Machine Learning empowers cities to learn on all the high volume, low value sensor data created by existing traffic systems. By observing the “random” signal cycling of (unscheduled) traffic signals, Machine Learning algorithms can detect patterns within the voltage data use those patterns to predict when traffic signals will cycle. Because Machine Learning is able to form predictions from the raw analog voltage data, this means that municipalities can upgrade existing analog traffic signals for modern Smart City efforts instead of replacing them, a significant cost savings.

Edge Computing

Edge Computing is the processing of data at the “edge” of a network, which can be either embedded on or deployed near field devices. Edge computing is a distributed computing model that leverages the various edge devices on a network, in order to more efficiently compute sensor data as it is created. As Moore’s Law continues to provide cheaper (and smaller) computing power, individual devices are becoming their own datacenter. Edge computing provides the networking framework to leverage these “data centers on the edge,” allowing developers to compose applications logically, and compute time-sensitive data on the edge, while pushing refined data to the cloud for further processing.
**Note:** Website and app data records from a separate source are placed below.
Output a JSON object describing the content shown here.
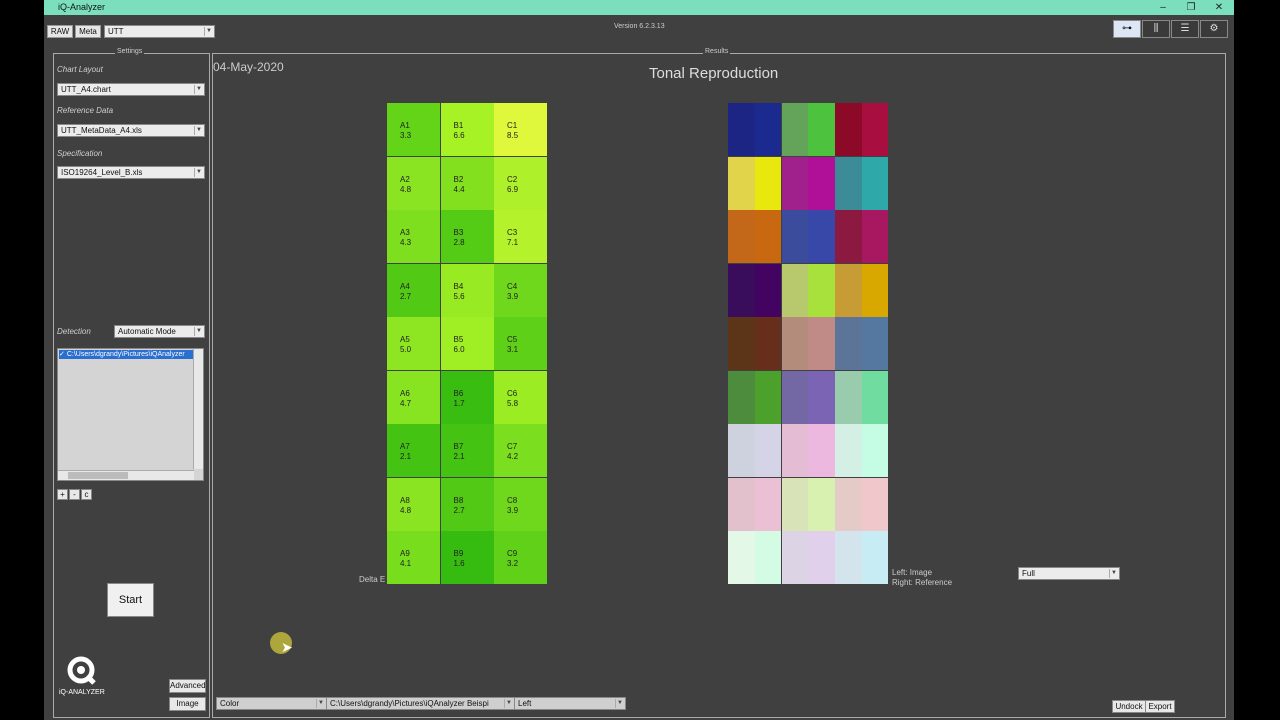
{
  "app": {
    "title": "iQ-Analyzer",
    "version": "Version 6.2.3.13"
  },
  "toolbar": {
    "raw": "RAW",
    "meta": "Meta",
    "utt": "UTT"
  },
  "settings": {
    "legend": "Settings",
    "chart_layout_label": "Chart Layout",
    "chart_layout_value": "UTT_A4.chart",
    "reference_label": "Reference Data",
    "reference_value": "UTT_MetaData_A4.xls",
    "spec_label": "Specification",
    "spec_value": "ISO19264_Level_B.xls",
    "detection_label": "Detection",
    "detection_value": "Automatic Mode",
    "file_path": "C:\\Users\\dgrandy\\Pictures\\iQAnalyzer",
    "add": "+",
    "remove": "-",
    "clear": "c",
    "start": "Start",
    "advanced": "Advanced",
    "image": "Image",
    "logo_text": "iQ-ANALYZER"
  },
  "results": {
    "legend": "Results",
    "date": "04-May-2020",
    "title": "Tonal Reproduction",
    "delta_label": "Delta E",
    "grid": [
      [
        {
          "id": "A1",
          "v": "3.3",
          "c": "#63d418"
        },
        {
          "id": "B1",
          "v": "6.6",
          "c": "#a6f225"
        },
        {
          "id": "C1",
          "v": "8.5",
          "c": "#dff83b"
        }
      ],
      [
        {
          "id": "A2",
          "v": "4.8",
          "c": "#8ae421"
        },
        {
          "id": "B2",
          "v": "4.4",
          "c": "#82e01f"
        },
        {
          "id": "C2",
          "v": "6.9",
          "c": "#aef12a"
        }
      ],
      [
        {
          "id": "A3",
          "v": "4.3",
          "c": "#7ddf1e"
        },
        {
          "id": "B3",
          "v": "2.8",
          "c": "#54cb15"
        },
        {
          "id": "C3",
          "v": "7.1",
          "c": "#b4f22c"
        }
      ],
      [
        {
          "id": "A4",
          "v": "2.7",
          "c": "#52c914"
        },
        {
          "id": "B4",
          "v": "5.6",
          "c": "#98ea23"
        },
        {
          "id": "C4",
          "v": "3.9",
          "c": "#70d81c"
        }
      ],
      [
        {
          "id": "A5",
          "v": "5.0",
          "c": "#8ee521"
        },
        {
          "id": "B5",
          "v": "6.0",
          "c": "#a0ee24"
        },
        {
          "id": "C5",
          "v": "3.1",
          "c": "#5ed017"
        }
      ],
      [
        {
          "id": "A6",
          "v": "4.7",
          "c": "#88e321"
        },
        {
          "id": "B6",
          "v": "1.7",
          "c": "#38bd10"
        },
        {
          "id": "C6",
          "v": "5.8",
          "c": "#9bec23"
        }
      ],
      [
        {
          "id": "A7",
          "v": "2.1",
          "c": "#44c312"
        },
        {
          "id": "B7",
          "v": "2.1",
          "c": "#44c312"
        },
        {
          "id": "C7",
          "v": "4.2",
          "c": "#7bde1e"
        }
      ],
      [
        {
          "id": "A8",
          "v": "4.8",
          "c": "#8ae421"
        },
        {
          "id": "B8",
          "v": "2.7",
          "c": "#52c914"
        },
        {
          "id": "C8",
          "v": "3.9",
          "c": "#70d81c"
        }
      ],
      [
        {
          "id": "A9",
          "v": "4.1",
          "c": "#78dd1d"
        },
        {
          "id": "B9",
          "v": "1.6",
          "c": "#36bc10"
        },
        {
          "id": "C9",
          "v": "3.2",
          "c": "#60d118"
        }
      ]
    ],
    "swatches": [
      [
        [
          "#1c2484",
          "#1a2a8e"
        ],
        [
          "#63a45a",
          "#4cc23f"
        ],
        [
          "#8c0a28",
          "#a80e3f"
        ]
      ],
      [
        [
          "#e2d44a",
          "#e8e80e"
        ],
        [
          "#a0208c",
          "#b01098"
        ],
        [
          "#3c8c98",
          "#2ea8a8"
        ]
      ],
      [
        [
          "#c26818",
          "#c86810"
        ],
        [
          "#3c4c9c",
          "#3848a8"
        ],
        [
          "#8c1a40",
          "#a81860"
        ]
      ],
      [
        [
          "#3a0c5c",
          "#420460"
        ],
        [
          "#b8c86c",
          "#a8e03c"
        ],
        [
          "#c89c34",
          "#d8a800"
        ]
      ],
      [
        [
          "#5c3418",
          "#682e1c"
        ],
        [
          "#b48c7c",
          "#c08a86"
        ],
        [
          "#5c7498",
          "#5478a0"
        ]
      ],
      [
        [
          "#4c8c3c",
          "#4ca02c"
        ],
        [
          "#7468a4",
          "#7c64b4"
        ],
        [
          "#98ccac",
          "#70dca0"
        ]
      ],
      [
        [
          "#ced2de",
          "#d4d4e6"
        ],
        [
          "#e4bcd4",
          "#ecb8e0"
        ],
        [
          "#d4f0e4",
          "#c4fce4"
        ]
      ],
      [
        [
          "#e2c0cc",
          "#ecc0d4"
        ],
        [
          "#d8e4b8",
          "#d8f0b0"
        ],
        [
          "#e4cbc8",
          "#f0c8cc"
        ]
      ],
      [
        [
          "#e4f8e8",
          "#d4fce4"
        ],
        [
          "#dcd4e4",
          "#e0d0ec"
        ],
        [
          "#d4e4ec",
          "#c8ecf4"
        ]
      ]
    ],
    "side_left": "Left:    Image",
    "side_right": "Right: Reference",
    "full": "Full",
    "bottom_color": "Color",
    "bottom_path": "C:\\Users\\dgrandy\\Pictures\\iQAnalyzer Beispi",
    "bottom_left": "Left",
    "undock": "Undock",
    "export": "Export"
  }
}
Edge Computing technologies enable traffic operators to run Machine Learning instances and perform edge analytics locally, where analog traffic data is created. This eliminates the need to send raw traffic signal data over a network for central processing, which had been a major bottleneck for utilizing traffic signal data previously. Furthermore, Edge Computing allows municipalities to create “edge networks” between connected traffic devices. These edge networks link traffic devices, forming a distributed computing architecture across a region, and can provide a backbone for vehicle-to-infrastructure (V2I) and other connected infrastructure applications.

This is a part 1 of a two part series. Read more about the future of Smart Cities in part 2.

Learn More

Learn how SWIM brings together the benefits of Machine Learning, Edge Computing, and real-time analytics to power the next generation of intelligent transportation and Smart Cities applications.

Topics:Machine LearningSWIM SoftwareIndustrial IOTSmart CitiesEdge AnalyticsSWIM AI